Prime Minister Kan has called 3/11/11 the most devastating event in the nation’s postwar history. Major natural disasters while shocking and even paralyzing nations in the short term , given adequate leadership , eventually end up bringing out the best in those societies. Japan’s past provides very strong evidence of the capability of its people to overcome the frequent natural challenges affecting their lives and wellbeing. In context, a comparable event coming to mind is the aftermath of the September 1, 1923 Kanto Earthquake which caused 150,000 dead and flattened much of Tokyo and Yokohama. The two cities were rebuilt on a much larger scale and the reconstruction process caused an economic boom. Despite significant problems it faces at present, Japan of 2011 is a technological and scientific powerhouse and a much wealthier nation of hardworking and morally resilient people. The government has already allocated tens of trillions of yen [tens of billions of US$] for immediate compensation and initial reconstruction with more massive commitments expected. Early assessments put the cost of reconstruction at more than US$300 billion.
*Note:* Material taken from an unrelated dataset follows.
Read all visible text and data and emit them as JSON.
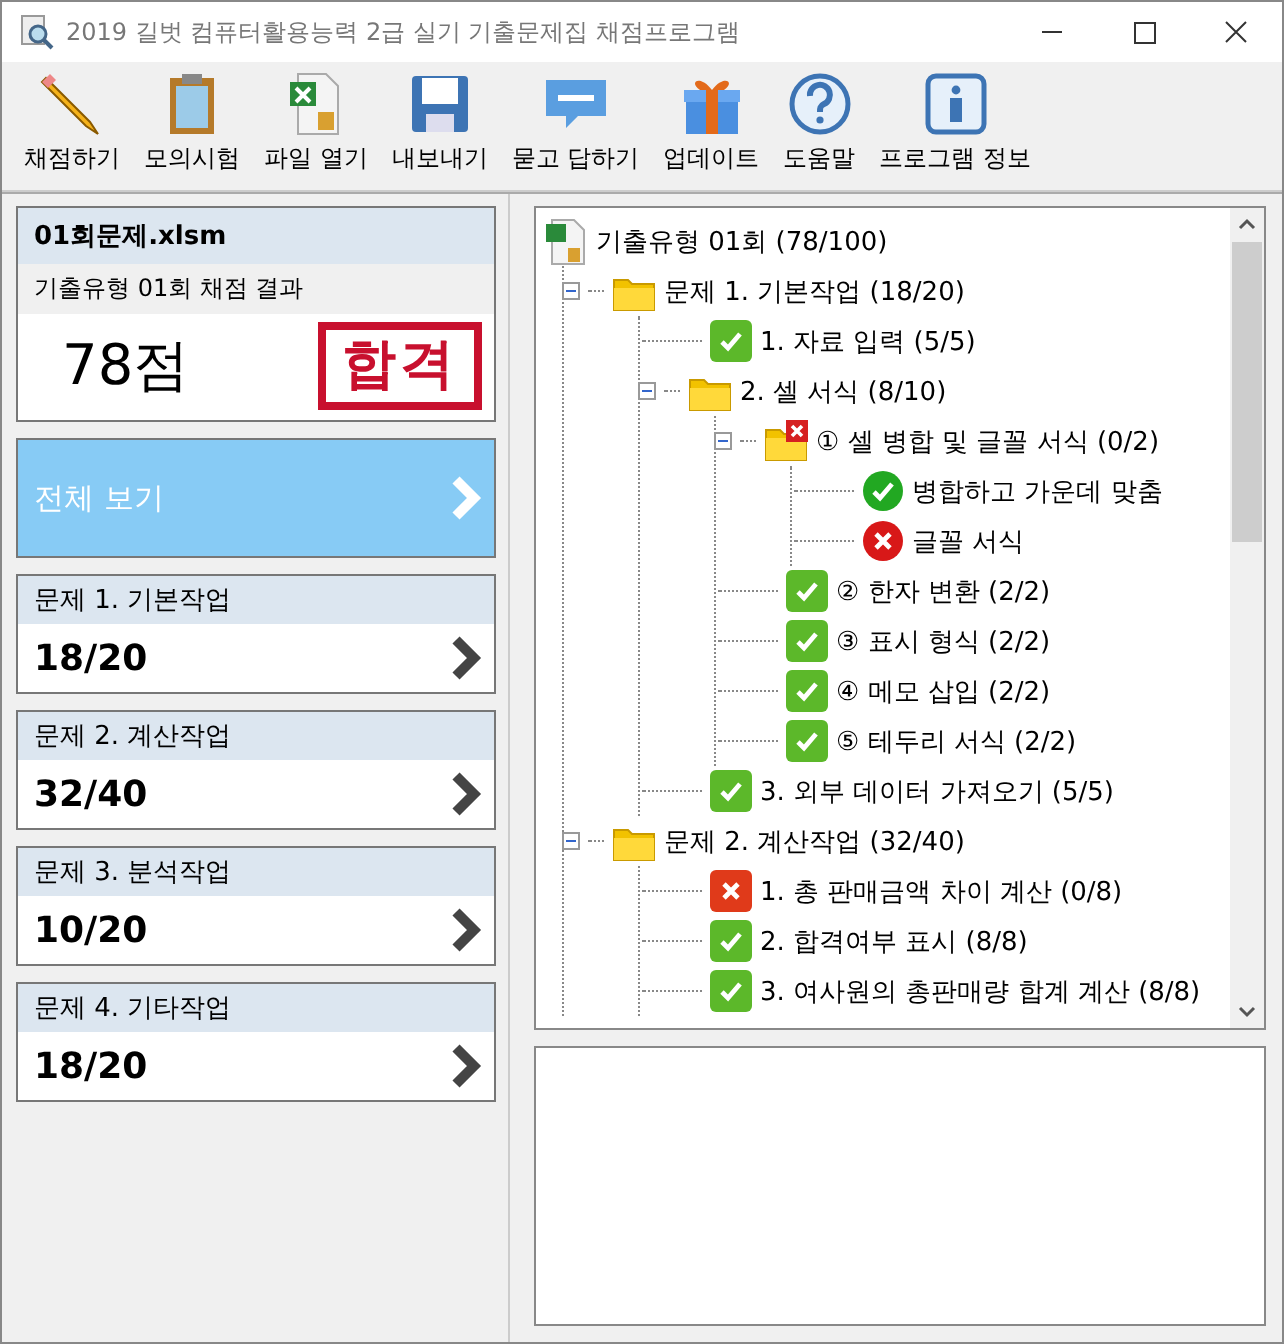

The economic and industrial impact of March 11 is already evident though only in part. Major manufacturers like Toyota and Nissan have been forced to delay or temporarily stop production of vehicle models produced in Japan such as Prius and Leaf. There were immediate international repercussions to the disaster as well in the sense that foreign manufacturers [like GM and Intel] who depend on Japanese parts for their products have had to delay or cease production. Given Japan’s permanent vulnerability to earthquakes and tsunamis, Taiwan has approached some Japanese manufacturers to permanently relocate their production lines to Taiwan which ,however, is only slightly less exposed to nature’s brutality. The prompt and vital assistance extended by American Navy personnel stationed in Japan has reinforced the quality of the relationship between the two allies over the long term.
As expected, the serious damage suffered by the Fukushima nuclear power generation facility has renewed the debate [ in Japan and throughout the world] over the safety of nuclear energy. The Fukushima plant – at forty, one of the oldest in Japan – and at least one more in western Japan are scheduled for closure. And yet, in the future, Japan has no viable alternative to nuclear energy-generating plants for both industrial and residential purposes. The logical route will probably be safer not lesser nuclear plants.
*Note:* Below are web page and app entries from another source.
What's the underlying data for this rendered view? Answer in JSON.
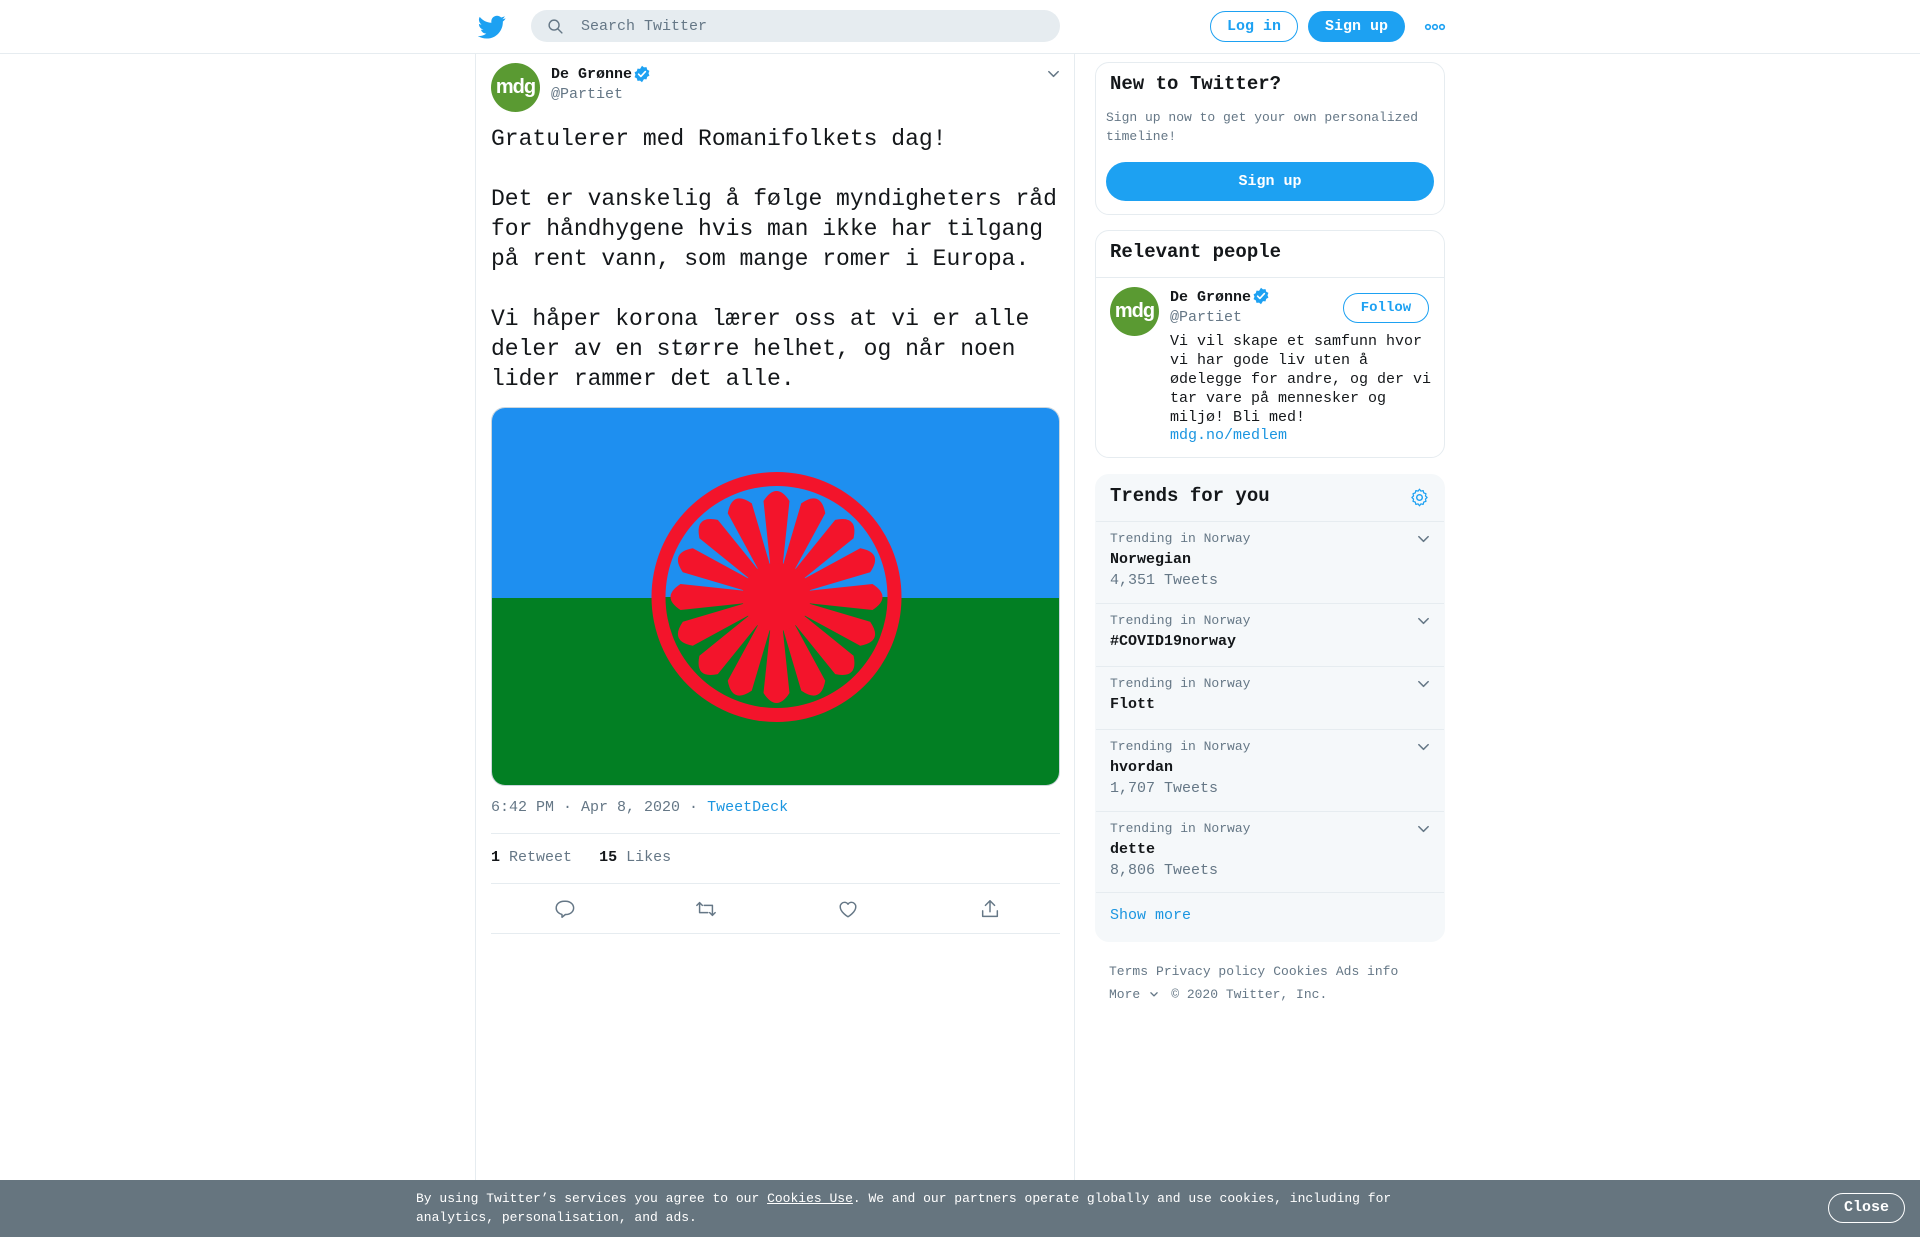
{
  "header": {
    "search_placeholder": "Search Twitter",
    "login_label": "Log in",
    "signup_label": "Sign up"
  },
  "tweet": {
    "author_name": "De Grønne",
    "author_handle": "@Partiet",
    "avatar_text": "mdg",
    "text": "Gratulerer med Romanifolkets dag!\n\nDet er vanskelig å følge myndigheters råd for håndhygene hvis man ikke har tilgang på rent vann, som mange romer i Europa.\n\nVi håper korona lærer oss at vi er alle deler av en større helhet, og når noen lider rammer det alle.",
    "time": "6:42 PM · Apr 8, 2020",
    "separator": "·",
    "source": "TweetDeck",
    "retweet_count": "1",
    "retweet_label": "Retweet",
    "like_count": "15",
    "like_label": "Likes"
  },
  "new_to_twitter": {
    "title": "New to Twitter?",
    "description": "Sign up now to get your own personalized timeline!",
    "signup_label": "Sign up"
  },
  "relevant_people": {
    "title": "Relevant people",
    "name": "De Grønne",
    "handle": "@Partiet",
    "avatar_text": "mdg",
    "follow_label": "Follow",
    "bio": "Vi vil skape et samfunn hvor vi har gode liv uten å ødelegge for andre, og der vi tar vare på mennesker og miljø! Bli med!",
    "link": "mdg.no/medlem"
  },
  "trends": {
    "title": "Trends for you",
    "items": [
      {
        "context": "Trending in Norway",
        "name": "Norwegian",
        "count": "4,351 Tweets"
      },
      {
        "context": "Trending in Norway",
        "name": "#COVID19norway",
        "count": ""
      },
      {
        "context": "Trending in Norway",
        "name": "Flott",
        "count": ""
      },
      {
        "context": "Trending in Norway",
        "name": "hvordan",
        "count": "1,707 Tweets"
      },
      {
        "context": "Trending in Norway",
        "name": "dette",
        "count": "8,806 Tweets"
      }
    ],
    "show_more": "Show more"
  },
  "footer": {
    "links": [
      "Terms",
      "Privacy policy",
      "Cookies",
      "Ads info"
    ],
    "more": "More",
    "copyright": "© 2020 Twitter, Inc."
  },
  "cookie_banner": {
    "text_before": "By using Twitter’s services you agree to our ",
    "link": "Cookies Use",
    "text_after": ". We and our partners operate globally and use cookies, including for analytics, personalisation, and ads.",
    "close_label": "Close"
  },
  "colors": {
    "brand": "#1da1f2",
    "flag_blue": "#1e8ff0",
    "flag_green": "#027f23",
    "flag_wheel": "#f3142b",
    "avatar_green": "#5a9a32"
  },
  "icons": [
    "twitter-bird-icon",
    "search-icon",
    "more-dots-icon",
    "verified-badge-icon",
    "chevron-down-icon",
    "reply-icon",
    "retweet-icon",
    "like-icon",
    "share-icon",
    "gear-icon"
  ]
}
The human cost of the March 11 calamity is in the process of being tallied. The number of human lives lost may reach 30.000. The dignified and disciplined behavior of survivors in the affected areas has made a lasting impression on the rest of the human family. The Japanese version of the stiff upper lip in facing drastic adversity , takes the form of outward “serenity” and silence combined with unswerving inner determination to survive and prevail through resilience [gaman] hard work and mutual assistance . ultimately because of powerful love of life and its joys [ inherent in Shintoism]
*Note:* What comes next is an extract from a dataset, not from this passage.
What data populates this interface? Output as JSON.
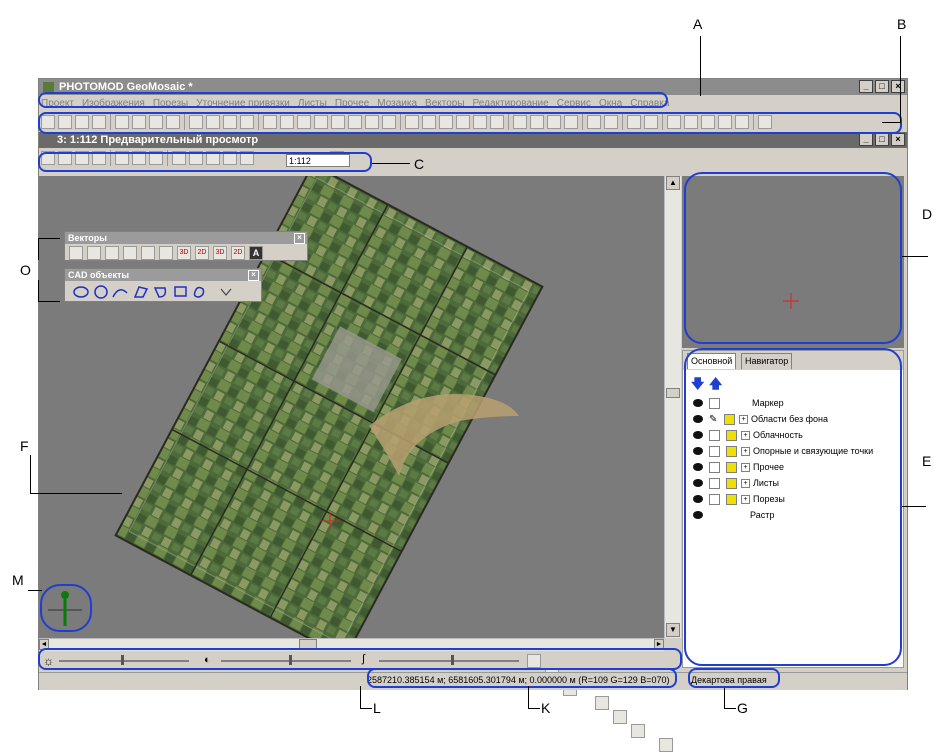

The temporarily debilitating Tōhoku-Kantō jolt of March 11, 2011 is bound to give Japan the economic, social and political bounce it has been seeking for the past decade. Canada and other nations, as expected, started delivering rescue and other kinds of assistance within 48 hours after the earthquake struck. The people of Japan deserve the full moral support and material assistance of Canadians and the rest of the human family. In the end, however, it is its people who will rebuild the northeast and other affected areas of Japan making them safer and even more prosperous than before. A slogan of encouragement and support drawn from Japanese competitive sports fits the moment : GANBARE NIPPON!